The traditional single stick per hand grip used by drummers, (not including timpanists or keyboard mallet players), involves the use of both the wrist, (moving up and down like a hinge) and the fingers. The stick is held as an extension of the hand, in line like a forefinger. The stick is pivoted between the thumb and index finger, and the remaining fingers provide sensitive additional control of the stroke. The stick rebound returns the stick and hand to the original starting position. The essential points are that the grip is at the forward part of the hand, and that the fingers magnify the wrist motion.

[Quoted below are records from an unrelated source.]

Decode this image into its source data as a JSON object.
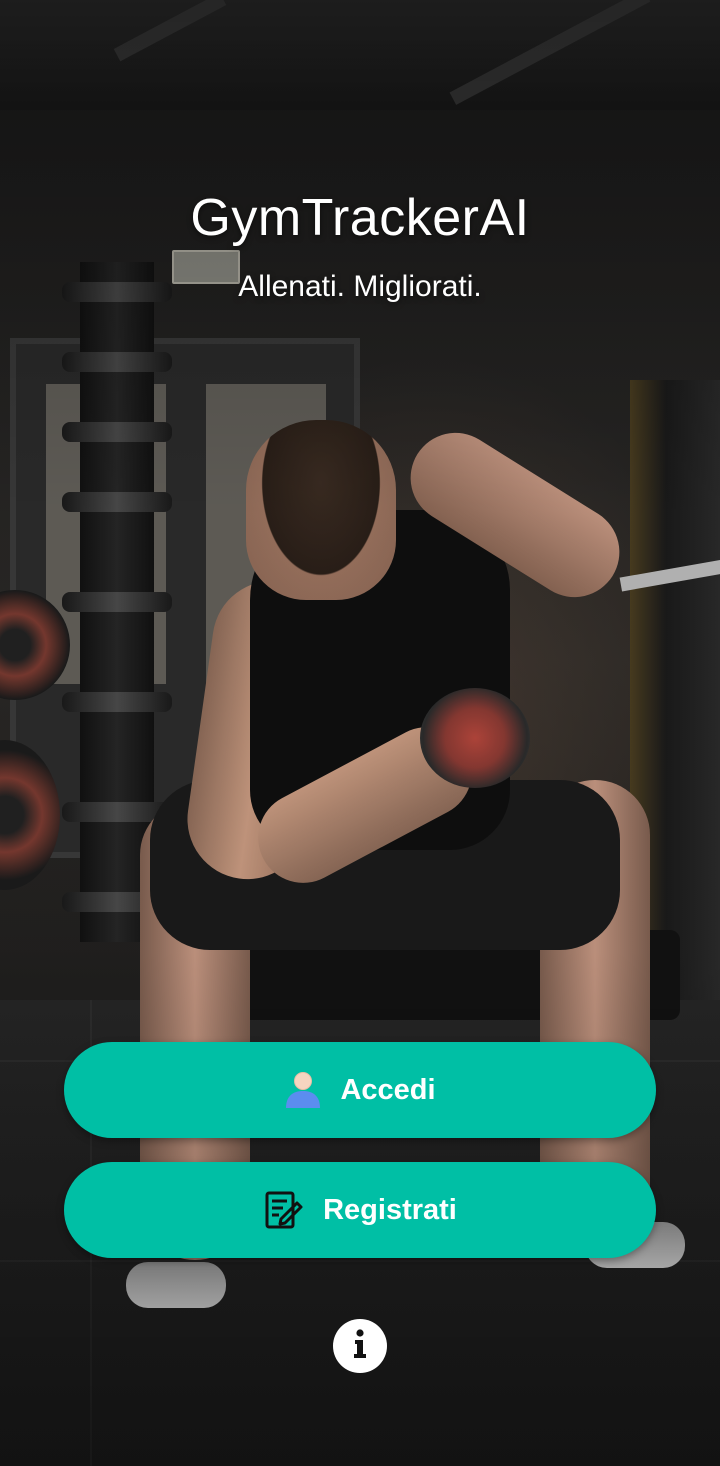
{
  "app": {
    "title": "GymTrackerAI",
    "subtitle": "Allenati. Migliorati."
  },
  "actions": {
    "login_label": "Accedi",
    "login_icon": "user-icon",
    "register_label": "Registrati",
    "register_icon": "edit-form-icon",
    "info_icon": "info-icon"
  },
  "theme": {
    "accent": "#00BFA5",
    "text": "#FFFFFF"
  }
}
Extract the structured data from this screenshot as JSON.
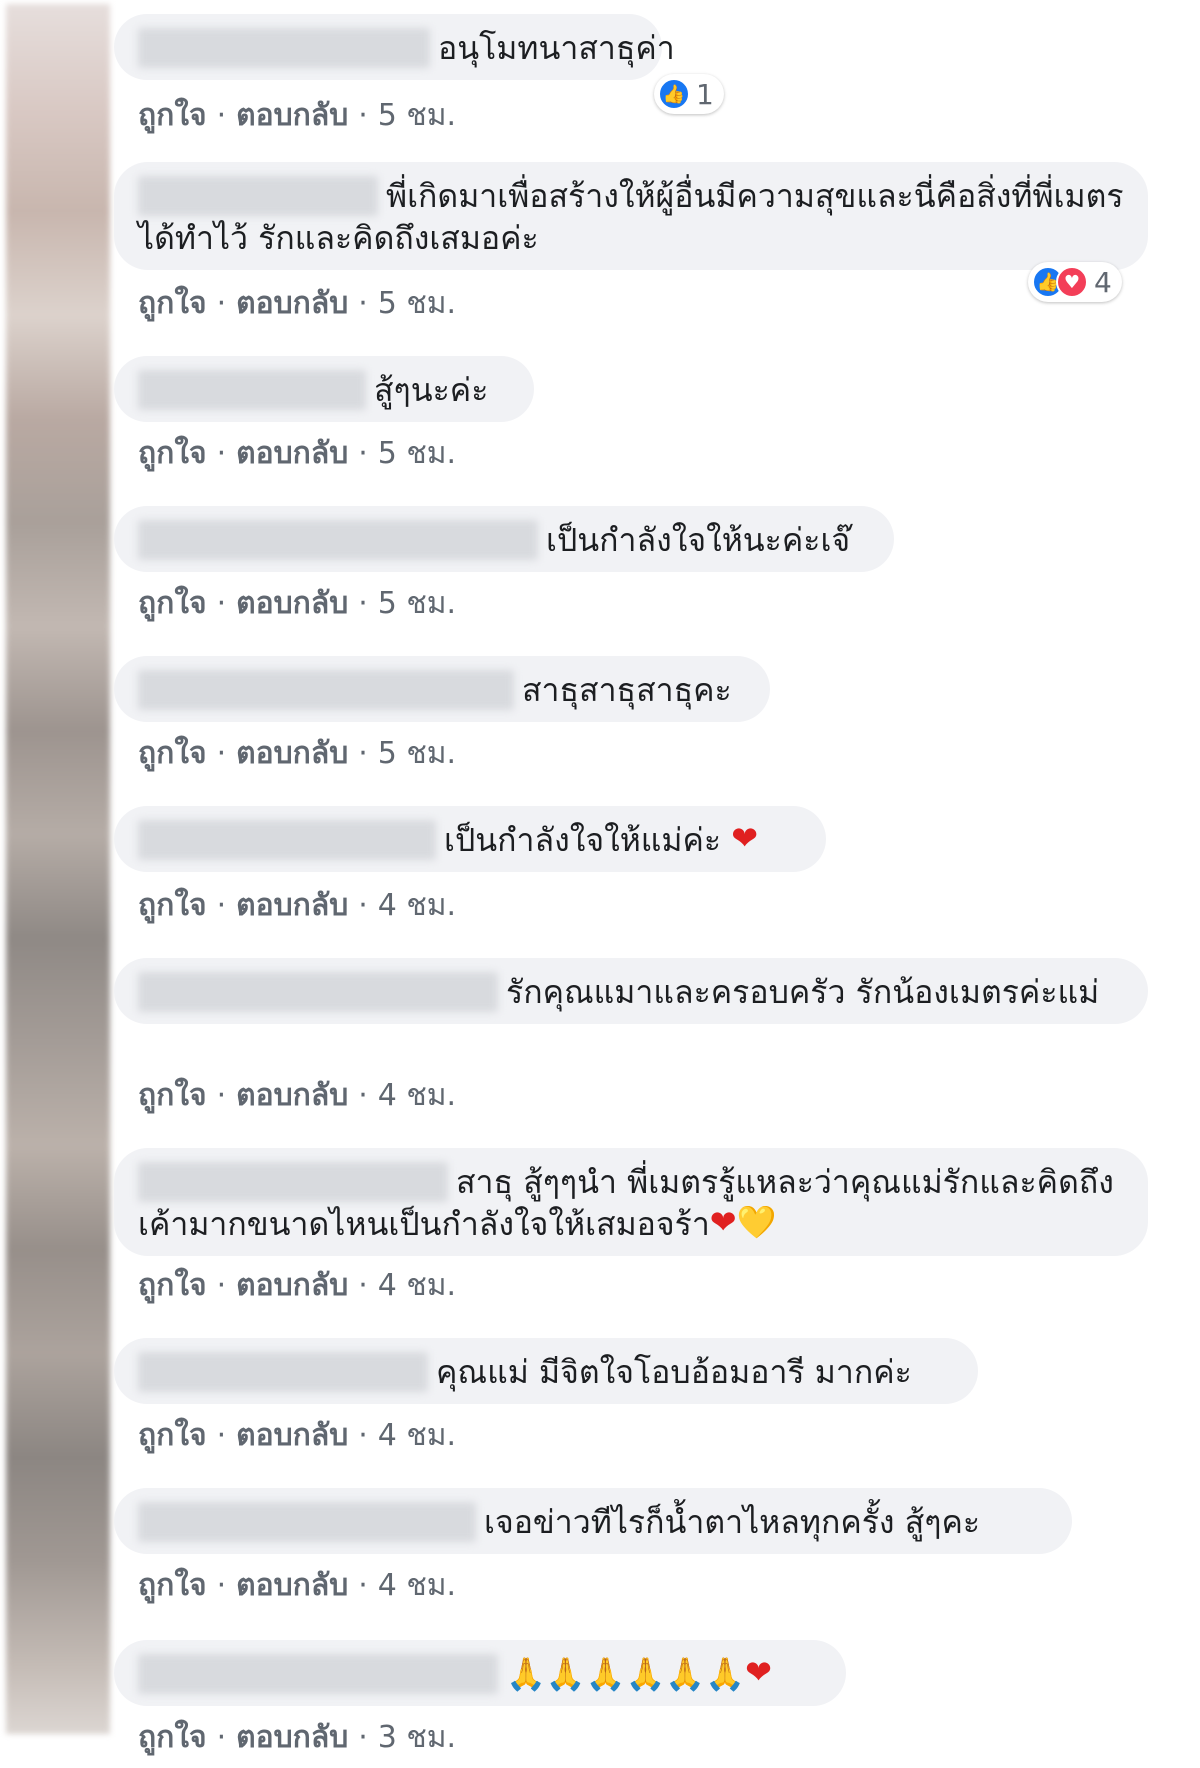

With the see saw technique of drumming, two sticks per hand are propelled only by the rotation of the wrist along an axis in line with the forearm. The last two fingers are used to grip the crossed sticks and the front two fingers are static and serve as a guide to maintain constant spacing. Thus, the fingers neither provide a fulcrum nor assist in the stroke. This method creates an eccentric fulcrum that allows the motion of the two sticks to reciprocate in an arch in line with the plane of the partially closed fingers, but at an angle of about 45° in relation to the axis of rotation of the forearm. Proper use of this technique utilizes the weight of the hand to assist the stroke. Because of the reciprocal motion, the inertia of each stick is counter balanced by the other stick. This provides an effortless stroke, that is twice as fast as the normal technique.
Now, more specifically, FIG. 4 and
The seesaw style of drumming performed using the seesaw drumsticks A is shown in FIG. 5. After the see saw grip shown in
To execute a series of strikes using the see saw method of drumming, the hand 31, wrist 30, and forearm 32 are quickly rotated clockwise around the Axis of Rotation. This action lifts the second see saw drumstick 36 from the striking surface of the percussion instrument (not shown) and lowers the first see saw drumstick 35 to strike the percussion instrument. It is noted that while the first see saw drumstick 35 is striking the percussion instrument, the second see saw drumstick 36 is moved into a preparatory position to allow the second see saw drumstick 36 to strike the percussion instrument when the second part of the see saw drum method is executed. Specifically, this clockwise movement is then quickly followed by an identical counterclockwise movement resulting in the striking of the percussion instrument with the second see saw drumstick 36 while simultaneously lifting the first see saw drumstick 35 to place it in a preparatory position for again striking the percussion instrument. This sequence completes one cycle of the see saw method of drumming. This cycle is repeated as many times are desired by the percussionist and is played by the percussionist at the speed and intensity required by the percussionist's performance.
The combination of the unique design of the see saw drumsticks, the ability to place the see saw drumsticks in the percussionist's hand in such a way that allows the see saw grip to be generated, and the relaxed movement of the percussionist's arm around the Axis of Rotation results in a comfortable grip that enables the percussionist to strike a percussion instrument with extreme rapidity for long period of time without creating undue fatigue in the percussionist's hand and arm. The actual rapidity and force that each of the see saw drumsticks strikes the percussion instrument is adjusted by the percussionist to fulfill the specific musical requirements of the music being performed.
While the above description describes various embodiments of the present invention, it will be clear that the present invention may be otherwise easily adapted to fit any configuration where a drumstick having the ability to allow a percussionist to strike a percussion instrument rapidly may be utilized.
As various changes could be made in the above constructions without departing from the scope of the invention, it is intended that all matter contained in the above description or shown in the accompanying drawings shall be interpreted as illustrative and not in a limiting sense.